§ **Assignment**: Wherever the string "Simular" shows up in the records below, return that line.

§ **Input**:
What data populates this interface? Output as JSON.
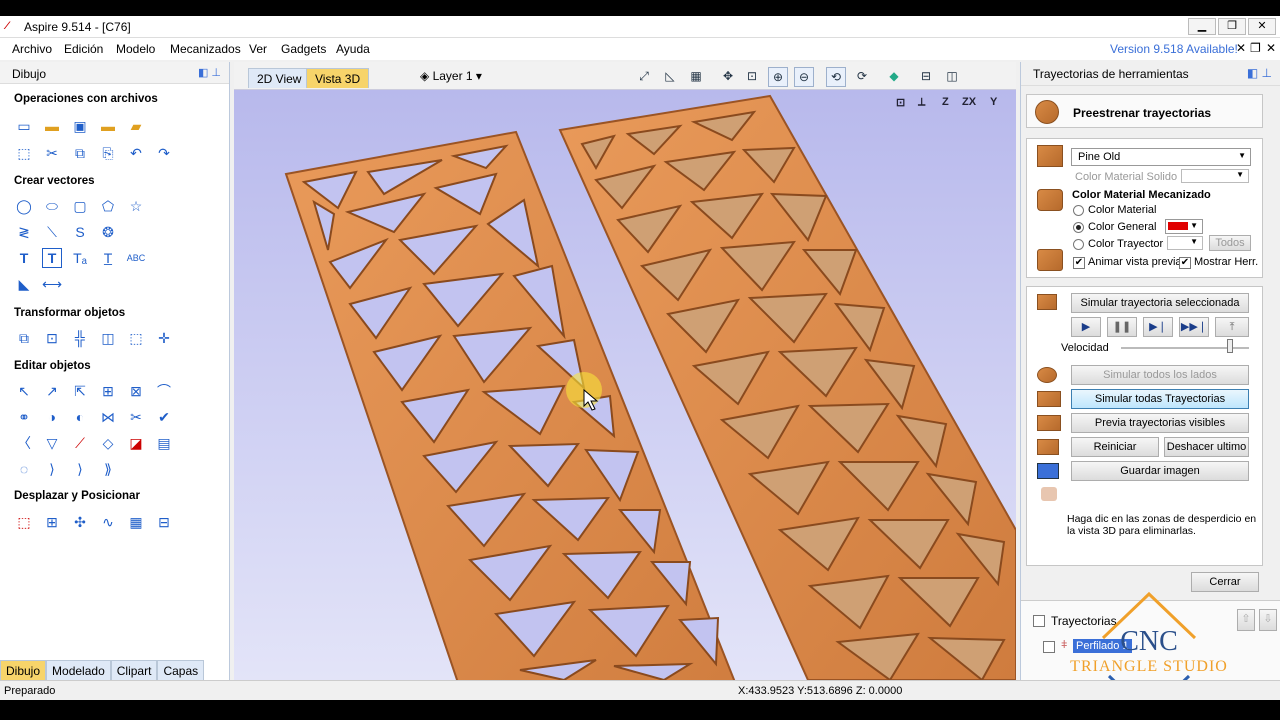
{
  "window": {
    "title": "Aspire 9.514 - [C76]",
    "minimize": "▁",
    "maximize": "❐",
    "close": "✕"
  },
  "menu": [
    "Archivo",
    "Edición",
    "Modelo",
    "Mecanizados",
    "Ver",
    "Gadgets",
    "Ayuda"
  ],
  "version_notice": "Version 9.518 Available!",
  "left_panel": {
    "title": "Dibujo",
    "sections": [
      "Operaciones con archivos",
      "Crear vectores",
      "Transformar objetos",
      "Editar objetos",
      "Desplazar y Posicionar"
    ],
    "tabs": [
      "Dibujo",
      "Modelado",
      "Clipart",
      "Capas"
    ]
  },
  "view": {
    "tabs": [
      "2D View",
      "Vista 3D"
    ],
    "layer": "Layer 1",
    "axis_buttons": [
      "⊡",
      "⟂",
      "Z",
      "ZX",
      "Y"
    ]
  },
  "right_panel": {
    "title": "Trayectorias de herramientas",
    "preview_title": "Preestrenar trayectorias",
    "material": "Pine Old",
    "color_material_solido": "Color Material Solido",
    "color_material_mecanizado": "Color Material Mecanizado",
    "radio_options": [
      "Color Material",
      "Color General",
      "Color Trayectoria"
    ],
    "selected_radio": "Color General",
    "todos": "Todos",
    "animar": "Animar vista previa",
    "mostrar": "Mostrar Herr.",
    "simular_sel": "Simular trayectoria seleccionada",
    "velocidad": "Velocidad",
    "velocidad_level": 0.85,
    "simular_lados": "Simular todos los lados",
    "simular_todas": "Simular todas Trayectorias",
    "previa": "Previa trayectorias visibles",
    "reiniciar": "Reiniciar",
    "deshacer": "Deshacer ultimo",
    "guardar": "Guardar imagen",
    "hint": "Haga dic en las zonas de desperdicio en la vista 3D para eliminarlas.",
    "cerrar": "Cerrar",
    "toolpaths_label": "Trayectorias",
    "toolpath_item": "Perfilado 1"
  },
  "watermark": {
    "line1": "CNC",
    "line2": "TRIANGLE STUDIO"
  },
  "status": {
    "left": "Preparado",
    "coords": "X:433.9523 Y:513.6896 Z:  0.0000"
  },
  "colors": {
    "wood": "#d9874a",
    "wood_dark": "#9b5424",
    "accent": "#3a6fd8",
    "general_color": "#e00000"
  }
}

§ **Output**:
    "simular_sel": "Simular trayectoria seleccionada",
    "simular_lados": "Simular todos los lados",
    "simular_todas": "Simular todas Trayectorias",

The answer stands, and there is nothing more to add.